Social Anxiety Disorder, also known as social phobia, interferes with a person’s ability or willingness to be in public places for fear of judgment, embarrassment or a feeling of anxiety/panic at the thought of interacting with others. While a certain level of anxiety is natural when in a social setting, people who suffer with social phobia often worry to the point of obsession, having a significant negative impact on their life and/or their relationships. As a small example, they may be afraid to eat in front of others, preventing them from meeting friends at a restaurant. With children, the fear is expressed in a setting with other children of a similar age (peers).
The DSM-5 (2013) made minor changes in the definition of social anxiety disorder, noting the definitional change from “the duration is at least 6 months” to “the fear, anxiety, or avoidance is persistent, typically lasting 6 or more months.” While social anxiety disorder can be partially tied to genetics, researchers are evaluating a number of other potential factors that include environmental, stress-related and anatomical elements. Affecting nearly 15 million Americans,* there are numerous signs that someone may be suffering with social anxiety disorder, such as having a hard time talking to people, being overly self-conscious, being afraid of being judged by others, having difficulty making or keeping good friends, being painfully shy around others, or avoiding social situations altogether. It is difficult to predict how long someone will suffer symptoms of social anxiety because the condition can last a very short period or conversely, persist for many years or a lifetime.
Regarding diagnosing social anxiety disorder, it usually begins during one’s youth. It can be specific to one situation or general to most experiences. It can be accompanied by other anxiety disorders, or depression, or substance abuse as a way to help calm the anxiety.* It is often treated with some combination of medication and psychotherapy. Therapists may be able to help patients to have healthier reactions and behaviors in social situations through “talk” therapy such as cognitive behavior therapy (CBT). When needed, some of the medications that may be prescribed include anti-anxiety and antidepressant drugs. A specific type of antidepressant called MAOIs has been found to be especially helpful in treating social anxiety disorder.

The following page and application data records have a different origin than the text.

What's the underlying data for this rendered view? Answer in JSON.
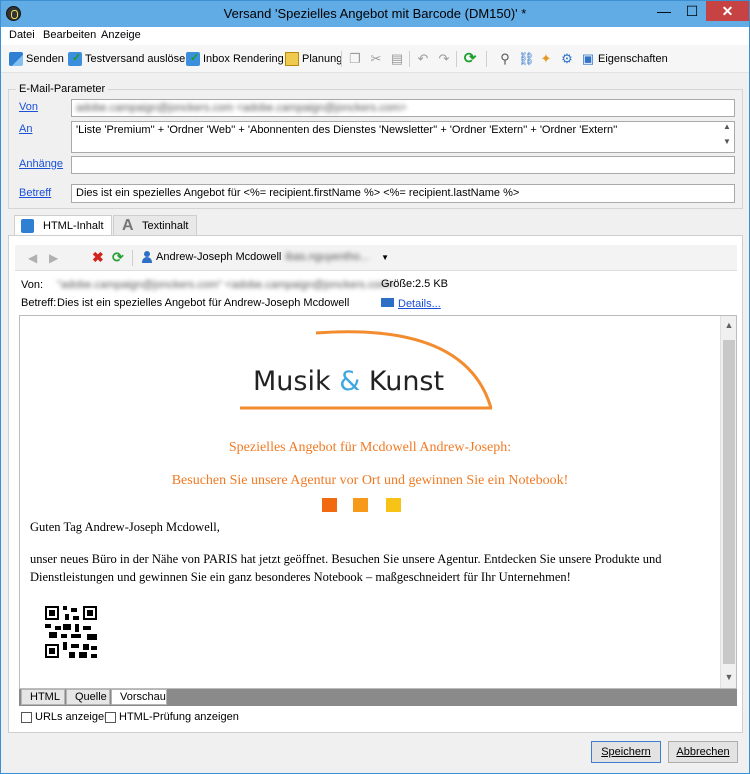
{
  "window": {
    "title": "Versand 'Spezielles Angebot mit Barcode (DM150)' *"
  },
  "menu": [
    "Datei",
    "Bearbeiten",
    "Anzeige"
  ],
  "toolbar": {
    "send": "Senden",
    "test_send": "Testversand auslösen",
    "inbox_rendering": "Inbox Rendering",
    "planning": "Planung",
    "properties": "Eigenschaften"
  },
  "params": {
    "group_title": "E-Mail-Parameter",
    "from_label": "Von",
    "from_value": "adobe.campaign@jonckers.com   <adobe.campaign@jonckers.com>",
    "to_label": "An",
    "to_value": "'Liste 'Premium'' + 'Ordner 'Web'' + 'Abonnenten des Dienstes 'Newsletter'' + 'Ordner 'Extern'' + 'Ordner 'Extern''",
    "attachments_label": "Anhänge",
    "attachments_value": "",
    "subject_label": "Betreff",
    "subject_value": "Dies ist ein spezielles Angebot für <%= recipient.firstName %> <%= recipient.lastName %>"
  },
  "content_tabs": {
    "html": "HTML-Inhalt",
    "text": "Textinhalt"
  },
  "preview": {
    "recipient_name": "Andrew-Joseph Mcdowell",
    "recipient_email": "ibas.nguyentho...",
    "from_label": "Von:",
    "from_value": "\"adobe.campaign@jonckers.com\"   <adobe.campaign@jonckers.com>",
    "subject_label": "Betreff:",
    "subject_value": "Dies ist ein spezielles Angebot für Andrew-Joseph Mcdowell",
    "size_label": "Größe:",
    "size_value": "2.5 KB",
    "details_link": "Details..."
  },
  "email": {
    "logo_text_1": "Musik ",
    "logo_amp": "&",
    "logo_text_2": " Kunst",
    "offer_title": "Spezielles Angebot für Mcdowell Andrew-Joseph:",
    "offer_sub": "Besuchen Sie unsere Agentur vor Ort und gewinnen Sie ein Notebook!",
    "greeting": "Guten Tag Andrew-Joseph Mcdowell,",
    "body": "unser neues Büro in der Nähe von PARIS hat jetzt geöffnet. Besuchen Sie unsere Agentur. Entdecken Sie unsere Produkte und Dienstleistungen und gewinnen Sie ein ganz besonderes Notebook – maßgeschneidert für Ihr Unternehmen!"
  },
  "bottom_tabs": [
    "HTML",
    "Quelle",
    "Vorschau"
  ],
  "options": {
    "show_urls": "URLs anzeigen",
    "show_html_check": "HTML-Prüfung anzeigen"
  },
  "buttons": {
    "save": "Speichern",
    "cancel": "Abbrechen"
  },
  "colors": {
    "accent_orange": "#f07a24",
    "square_1": "#f26a10",
    "square_2": "#f79a1c",
    "square_3": "#f7c316",
    "link_blue": "#1a4fd8",
    "titlebar": "#62ace6"
  }
}
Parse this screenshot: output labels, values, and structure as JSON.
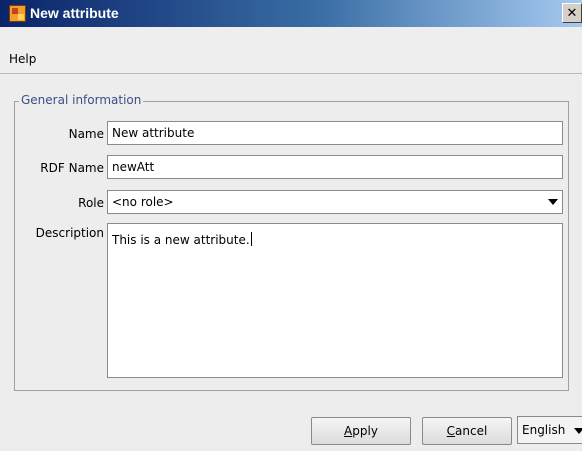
{
  "window": {
    "title": "New attribute",
    "close_glyph": "✕"
  },
  "menu": {
    "items": [
      {
        "label": "Help"
      }
    ]
  },
  "general": {
    "legend": "General information",
    "name": {
      "label": "Name",
      "value": "New attribute"
    },
    "rdf_name": {
      "label": "RDF Name",
      "value": "newAtt"
    },
    "role": {
      "label": "Role",
      "value": "<no role>"
    },
    "description": {
      "label": "Description",
      "value": "This is a new attribute."
    }
  },
  "buttons": {
    "apply": {
      "mnemonic": "A",
      "rest": "pply"
    },
    "cancel": {
      "mnemonic": "C",
      "rest": "ancel"
    }
  },
  "language": {
    "value": "English"
  },
  "colors": {
    "title_start": "#0a246a",
    "title_end": "#a6caf0",
    "legend_text": "#3a4f88"
  }
}
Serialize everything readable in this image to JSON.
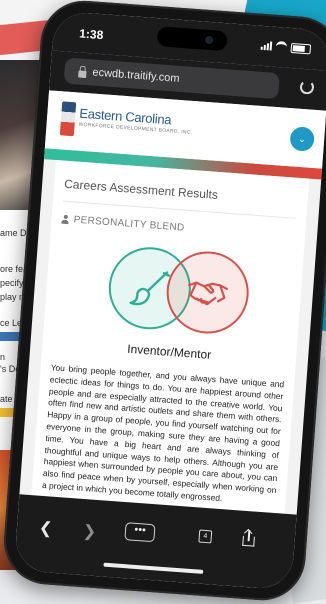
{
  "background": {
    "snippets": [
      "ame De",
      "ore feat",
      "pecify i",
      "play m",
      "ce Lev",
      "n",
      "'s De",
      "ate"
    ]
  },
  "status_bar": {
    "time": "1:38"
  },
  "browser": {
    "url": "ecwdb.traitify.com"
  },
  "site": {
    "logo_title": "Eastern Carolina",
    "logo_subtitle": "WORKFORCE DEVELOPMENT BOARD, INC."
  },
  "assessment": {
    "title": "Careers Assessment Results",
    "section_label": "PERSONALITY BLEND",
    "blend_icons": [
      "paintbrush-icon",
      "handshake-icon"
    ],
    "blend_colors": {
      "left": "#2fae95",
      "right": "#d9504a"
    },
    "result_name": "Inventor/Mentor",
    "result_description": "You bring people together, and you always have unique and eclectic ideas for things to do. You are happiest around other people and are especially attracted to the creative world. You often find new and artistic outlets and share them with others. Happy in a group of people, you find yourself watching out for everyone in the group, making sure they are having a good time. You have a big heart and are always thinking of thoughtful and unique ways to help others. Although you are happiest when surrounded by people you care about, you can also find peace when by yourself, especially when working on a project in which you become totally engrossed."
  },
  "toolbar": {
    "tab_count": "4",
    "more_label": "•••"
  }
}
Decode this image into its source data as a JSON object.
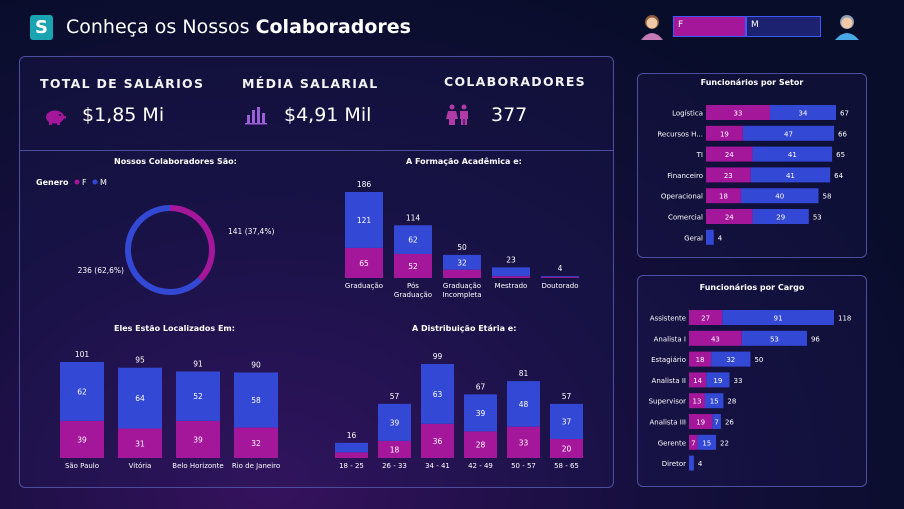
{
  "header": {
    "title_normal": "Conheça os Nossos ",
    "title_bold": "Colaboradores",
    "logo_letter": "S",
    "slicer_f": "F",
    "slicer_m": "M"
  },
  "colors": {
    "female": "#a4169a",
    "male": "#3348d4",
    "panel_border": "#4b4f9e"
  },
  "kpis": [
    {
      "label": "TOTAL DE SALÁRIOS",
      "value": "$1,85 Mi",
      "icon": "piggy-bank-icon"
    },
    {
      "label": "MÉDIA SALARIAL",
      "value": "$4,91 Mil",
      "icon": "bar-chart-icon"
    },
    {
      "label": "COLABORADORES",
      "value": "377",
      "icon": "people-icon"
    }
  ],
  "chart_data": [
    {
      "type": "pie",
      "title": "Nossos Colaboradores São:",
      "legend_title": "Genero",
      "categories": [
        "F",
        "M"
      ],
      "values": [
        141,
        236
      ],
      "labels": [
        "141 (37,4%)",
        "236 (62,6%)"
      ]
    },
    {
      "type": "bar",
      "title": "A Formação Acadêmica e:",
      "categories": [
        "Graduação",
        "Pós Graduação",
        "Graduação Incompleta",
        "Mestrado",
        "Doutorado"
      ],
      "category_lines": [
        [
          "Graduação"
        ],
        [
          "Pós",
          "Graduação"
        ],
        [
          "Graduação",
          "Incompleta"
        ],
        [
          "Mestrado"
        ],
        [
          "Doutorado"
        ]
      ],
      "series": [
        {
          "name": "F",
          "values": [
            65,
            52,
            18,
            4,
            2
          ]
        },
        {
          "name": "M",
          "values": [
            121,
            62,
            32,
            19,
            2
          ]
        }
      ],
      "totals": [
        186,
        114,
        50,
        23,
        4
      ],
      "inner_labels": {
        "F": [
          "65",
          "52",
          "",
          "",
          ""
        ],
        "M": [
          "121",
          "62",
          "32",
          "",
          ""
        ]
      }
    },
    {
      "type": "bar",
      "title": "Eles Estão Localizados Em:",
      "categories": [
        "São Paulo",
        "Vitória",
        "Belo Horizonte",
        "Rio de Janeiro"
      ],
      "series": [
        {
          "name": "F",
          "values": [
            39,
            31,
            39,
            32
          ]
        },
        {
          "name": "M",
          "values": [
            62,
            64,
            52,
            58
          ]
        }
      ],
      "totals": [
        101,
        95,
        91,
        90
      ]
    },
    {
      "type": "bar",
      "title": "A Distribuição Etária e:",
      "categories": [
        "18 - 25",
        "26 - 33",
        "34 - 41",
        "42 - 49",
        "50 - 57",
        "58 - 65"
      ],
      "series": [
        {
          "name": "F",
          "values": [
            6,
            18,
            36,
            28,
            33,
            20
          ]
        },
        {
          "name": "M",
          "values": [
            10,
            39,
            63,
            39,
            48,
            37
          ]
        }
      ],
      "totals": [
        16,
        57,
        99,
        67,
        81,
        57
      ],
      "inner_labels": {
        "F": [
          "",
          "18",
          "36",
          "28",
          "33",
          "20"
        ],
        "M": [
          "",
          "39",
          "63",
          "39",
          "48",
          "37"
        ]
      }
    },
    {
      "type": "bar",
      "orientation": "horizontal",
      "title": "Funcionários por Setor",
      "categories": [
        "Logística",
        "Recursos H...",
        "TI",
        "Financeiro",
        "Operacional",
        "Comercial",
        "Geral"
      ],
      "series": [
        {
          "name": "F",
          "values": [
            33,
            19,
            24,
            23,
            18,
            24,
            0
          ]
        },
        {
          "name": "M",
          "values": [
            34,
            47,
            41,
            41,
            40,
            29,
            4
          ]
        }
      ],
      "totals": [
        67,
        66,
        65,
        64,
        58,
        53,
        4
      ]
    },
    {
      "type": "bar",
      "orientation": "horizontal",
      "title": "Funcionários por Cargo",
      "categories": [
        "Assistente",
        "Analista I",
        "Estagiário",
        "Analista II",
        "Supervisor",
        "Analista III",
        "Gerente",
        "Diretor"
      ],
      "series": [
        {
          "name": "F",
          "values": [
            27,
            43,
            18,
            14,
            13,
            19,
            7,
            0
          ]
        },
        {
          "name": "M",
          "values": [
            91,
            53,
            32,
            19,
            15,
            7,
            15,
            4
          ]
        }
      ],
      "totals": [
        118,
        96,
        50,
        33,
        28,
        26,
        22,
        4
      ],
      "inner_labels": {
        "F": [
          "27",
          "43",
          "18",
          "14",
          "13",
          "19",
          "7",
          ""
        ],
        "M": [
          "91",
          "53",
          "32",
          "19",
          "15",
          "7",
          "15",
          ""
        ]
      }
    }
  ]
}
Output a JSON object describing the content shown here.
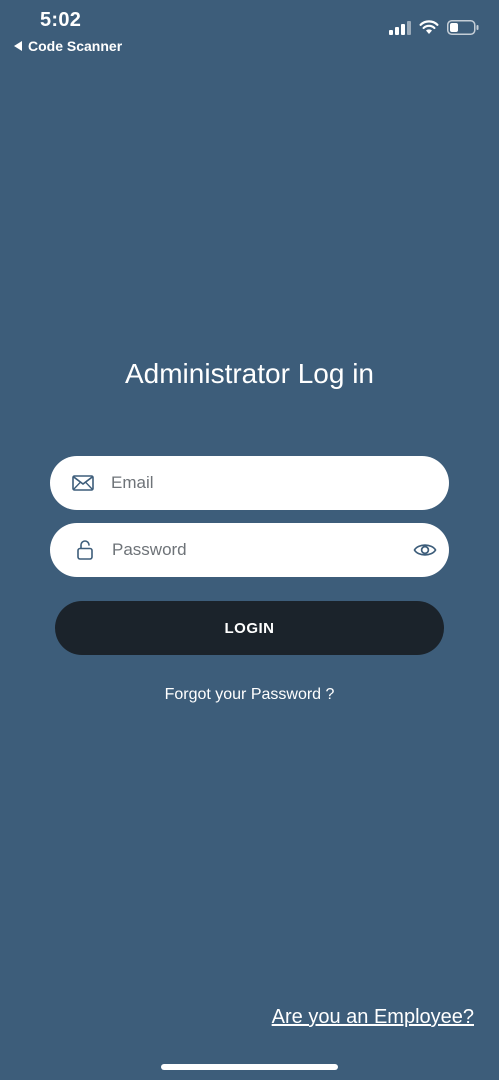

To learn more, explore our site to find additional information including resources for treatment and articles on coping with social anxiety disorder.
* National Institute of Mental Health
The above summary by WebPsychology.